Research in my lab seeks to determine the processes that affect the stability of coastal ecosystems. My research centers around coastal habitats – seagrass, salt marsh, and kelp (aka foundation species) – which provide valuable ecosystem services, yet are threatened by human activities. Currently my research focuses on four themes: 1) the consequences of predator recovery on the functioning and stability of ecosystems, 2) the relative influence of climatic drivers and anthropogenic threats of coastal ecosystems, 3) the role of foundation species in structuring nearshore diversity and functioning and in turn the drivers maintaining foundation species stability, and 4) informing management and restoration on the processes that drive ecosystem resilience.

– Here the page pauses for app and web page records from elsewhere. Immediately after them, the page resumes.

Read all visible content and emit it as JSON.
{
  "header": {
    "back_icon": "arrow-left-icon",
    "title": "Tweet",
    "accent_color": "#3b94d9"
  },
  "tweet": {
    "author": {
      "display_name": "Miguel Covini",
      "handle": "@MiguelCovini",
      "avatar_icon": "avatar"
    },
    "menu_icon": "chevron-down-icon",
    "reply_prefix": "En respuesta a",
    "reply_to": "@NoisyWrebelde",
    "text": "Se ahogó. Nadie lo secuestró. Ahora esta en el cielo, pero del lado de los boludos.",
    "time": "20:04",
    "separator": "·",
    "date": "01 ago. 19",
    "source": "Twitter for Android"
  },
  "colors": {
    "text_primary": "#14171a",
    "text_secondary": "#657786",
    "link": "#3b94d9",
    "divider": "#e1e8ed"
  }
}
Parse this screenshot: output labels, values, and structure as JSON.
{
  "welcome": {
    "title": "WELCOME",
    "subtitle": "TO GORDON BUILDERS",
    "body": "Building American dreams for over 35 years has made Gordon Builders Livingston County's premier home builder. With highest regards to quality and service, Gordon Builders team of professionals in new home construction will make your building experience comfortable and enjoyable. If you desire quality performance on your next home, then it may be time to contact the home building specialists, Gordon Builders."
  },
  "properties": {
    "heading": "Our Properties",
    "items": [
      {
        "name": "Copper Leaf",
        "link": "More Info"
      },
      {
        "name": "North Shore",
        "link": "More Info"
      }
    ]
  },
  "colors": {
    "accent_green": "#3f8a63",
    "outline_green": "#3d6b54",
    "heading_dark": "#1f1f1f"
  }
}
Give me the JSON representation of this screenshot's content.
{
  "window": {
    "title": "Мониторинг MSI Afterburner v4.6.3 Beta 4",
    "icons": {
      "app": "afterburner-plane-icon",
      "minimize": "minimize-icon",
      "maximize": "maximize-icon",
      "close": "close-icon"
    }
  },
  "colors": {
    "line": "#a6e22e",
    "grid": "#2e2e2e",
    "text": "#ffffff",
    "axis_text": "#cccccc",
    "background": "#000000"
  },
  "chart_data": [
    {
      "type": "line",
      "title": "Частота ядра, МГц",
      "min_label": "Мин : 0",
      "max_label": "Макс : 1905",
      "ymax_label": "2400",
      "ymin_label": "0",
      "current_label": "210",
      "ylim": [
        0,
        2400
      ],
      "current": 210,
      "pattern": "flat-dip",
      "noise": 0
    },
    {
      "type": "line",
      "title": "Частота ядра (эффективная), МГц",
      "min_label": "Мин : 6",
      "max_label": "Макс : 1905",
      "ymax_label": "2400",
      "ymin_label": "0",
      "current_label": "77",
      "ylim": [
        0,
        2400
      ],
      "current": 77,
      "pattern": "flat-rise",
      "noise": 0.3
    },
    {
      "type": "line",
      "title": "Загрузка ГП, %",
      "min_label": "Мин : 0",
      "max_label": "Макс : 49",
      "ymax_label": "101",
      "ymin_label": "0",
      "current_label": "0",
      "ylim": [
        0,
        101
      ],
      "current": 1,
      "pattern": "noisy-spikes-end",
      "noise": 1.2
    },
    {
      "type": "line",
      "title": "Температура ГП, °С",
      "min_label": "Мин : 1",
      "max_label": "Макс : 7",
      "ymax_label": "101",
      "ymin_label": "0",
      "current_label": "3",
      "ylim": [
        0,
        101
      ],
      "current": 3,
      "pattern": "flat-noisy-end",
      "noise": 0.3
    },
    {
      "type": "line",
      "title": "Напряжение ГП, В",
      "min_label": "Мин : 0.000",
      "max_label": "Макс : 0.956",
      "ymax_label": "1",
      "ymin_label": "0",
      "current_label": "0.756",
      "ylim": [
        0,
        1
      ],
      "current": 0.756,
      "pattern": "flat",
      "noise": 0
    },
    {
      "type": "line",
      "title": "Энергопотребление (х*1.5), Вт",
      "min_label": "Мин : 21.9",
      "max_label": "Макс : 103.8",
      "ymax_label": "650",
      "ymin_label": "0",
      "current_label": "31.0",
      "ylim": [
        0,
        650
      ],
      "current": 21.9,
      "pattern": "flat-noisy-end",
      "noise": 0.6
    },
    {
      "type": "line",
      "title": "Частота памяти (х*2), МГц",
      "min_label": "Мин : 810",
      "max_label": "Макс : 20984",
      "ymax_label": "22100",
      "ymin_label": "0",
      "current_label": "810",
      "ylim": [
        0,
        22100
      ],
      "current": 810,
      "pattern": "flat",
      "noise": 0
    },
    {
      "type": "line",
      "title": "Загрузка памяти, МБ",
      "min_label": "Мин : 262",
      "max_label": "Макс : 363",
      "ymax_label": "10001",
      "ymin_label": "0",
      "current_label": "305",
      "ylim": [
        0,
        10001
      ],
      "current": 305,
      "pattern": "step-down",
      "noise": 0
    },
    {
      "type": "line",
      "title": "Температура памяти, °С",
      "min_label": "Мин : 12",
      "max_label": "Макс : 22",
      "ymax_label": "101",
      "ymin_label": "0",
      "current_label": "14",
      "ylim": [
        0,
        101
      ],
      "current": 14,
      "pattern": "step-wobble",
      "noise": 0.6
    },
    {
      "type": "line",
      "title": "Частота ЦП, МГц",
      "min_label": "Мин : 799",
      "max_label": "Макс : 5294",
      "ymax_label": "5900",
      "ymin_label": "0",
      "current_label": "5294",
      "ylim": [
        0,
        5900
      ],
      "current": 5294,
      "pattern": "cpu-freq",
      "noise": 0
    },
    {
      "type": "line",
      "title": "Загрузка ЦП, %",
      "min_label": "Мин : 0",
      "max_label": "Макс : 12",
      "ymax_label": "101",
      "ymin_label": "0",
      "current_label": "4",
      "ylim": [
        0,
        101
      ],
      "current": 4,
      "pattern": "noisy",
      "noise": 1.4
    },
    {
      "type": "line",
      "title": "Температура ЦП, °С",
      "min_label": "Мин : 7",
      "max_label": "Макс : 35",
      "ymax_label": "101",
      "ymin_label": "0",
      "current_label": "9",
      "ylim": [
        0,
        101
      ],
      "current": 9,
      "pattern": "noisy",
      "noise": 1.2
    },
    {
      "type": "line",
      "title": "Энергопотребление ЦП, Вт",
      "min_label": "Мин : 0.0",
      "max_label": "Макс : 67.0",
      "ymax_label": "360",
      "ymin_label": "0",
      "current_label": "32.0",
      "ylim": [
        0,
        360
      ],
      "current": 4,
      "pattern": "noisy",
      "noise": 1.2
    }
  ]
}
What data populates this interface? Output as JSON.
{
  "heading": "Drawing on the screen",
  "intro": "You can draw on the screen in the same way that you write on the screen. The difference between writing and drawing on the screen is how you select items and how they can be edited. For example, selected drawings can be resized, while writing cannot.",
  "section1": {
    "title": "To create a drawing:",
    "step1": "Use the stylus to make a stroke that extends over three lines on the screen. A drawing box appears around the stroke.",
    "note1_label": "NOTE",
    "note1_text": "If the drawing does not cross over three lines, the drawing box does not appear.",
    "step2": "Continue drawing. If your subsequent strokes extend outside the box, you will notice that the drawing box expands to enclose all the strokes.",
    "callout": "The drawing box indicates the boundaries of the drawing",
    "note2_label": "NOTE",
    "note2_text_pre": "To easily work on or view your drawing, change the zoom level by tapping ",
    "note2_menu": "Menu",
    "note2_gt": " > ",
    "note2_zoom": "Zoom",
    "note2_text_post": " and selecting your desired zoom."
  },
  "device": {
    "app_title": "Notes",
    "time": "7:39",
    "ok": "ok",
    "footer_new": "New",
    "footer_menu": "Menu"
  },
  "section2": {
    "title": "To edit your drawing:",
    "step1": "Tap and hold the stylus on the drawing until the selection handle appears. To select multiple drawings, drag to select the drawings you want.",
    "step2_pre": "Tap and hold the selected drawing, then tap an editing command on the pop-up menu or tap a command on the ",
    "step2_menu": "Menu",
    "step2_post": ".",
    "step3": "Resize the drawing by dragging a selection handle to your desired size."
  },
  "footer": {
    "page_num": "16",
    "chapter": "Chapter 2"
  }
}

Course Offerings:
BIOL 333 - Ecology
BIOL 335 - Marine Ecology
BIOL 497 - Biological Statistics in R

Selected Publications & Presentations

Silliman, B.R., B.B. Hughes, L.C. Gaskins, Q. He, M.T. Tinker, A. Read, J. Nifong, R. Stepp. 2018. Are the ghosts of nature past haunting conservation today? Current Biology 28:R532-R537

Toft, J., S. Munsch, J. Cordell, K. Siitari, V. Hare, B. Holycross, L. DeBruyckere, C. Greene, B.B. Hughes. 2017. Impact of multiple Stressors on estuarine nursery function across the northeast Pacific coast. Global Change Biology 24:2008-2020.

Hughes, B.B., S.C. Lummis, S.C. Anderson, K.J. Kroeker. 2017. Unexpected resilience of a seagrass system exposed to global stressors. Global Change Biology 24:224-234.

Hughes, B.B., R. Beas-Luna, et al. 2017. Long-term studies contribute disproportionately to ecology and policy. BioScience 67:271-281.

Eby, R., R.S. Scoles, B.B. Hughes, K. Wasson. 2017. Serendipity in a salt marsh: detecting frequent sea otter haul outs in a marsh ecosystem. Ecology 98:2975-2977.

Hughes, B.B., K. Hammerstrom, N. Grant, U. Hoshijima, R. Eby, K. Wasson. 2016. Trophic cascades on the edge: fostering seagrass resilience via a novel pathway. Oecologia 182:231-241.

Wasson, K., B.B. Hughes, A. Chang, A. Deck, P. Dinnel, S. Dudas, M. Ferner, E. Grosholz, D. Kimbro, J. Ruesink, A. Trimble, D. Vander Schaaf, C. Zabin, D. Zacherl. 2016. Coastwide recruitment of Olympia oysters: spatial scales of synchrony and predictors of recruitment failure. Ecology 97:3503-3516.

Hughes, B.B., M. Levey, M. Fountain, A. Carlisle, F. Chavez, M. Gleason. 2015. Climate mediates threats to fish diversity and nursery function at the land-sea interface. Proceedings of the National Academy of Sciences USA 112:8025-8030.

Hughes, B.B., R. Eby, E. Van Dyke, M.T. Tinker, C. Marks, K.S. Johnson, K. Wasson. 2013.Recovery of a top predator mediates negative eutrophic effects on seagrass. Proceedings of the National Academy of Sciences USA 110:1513-1518.

Hughes, B.B. 2010. Variable effects of a kelp foundation species on rocky intertidal diversity and species interactions in central California. Journal of Experimental Marine Biology and Ecology 393:90-99.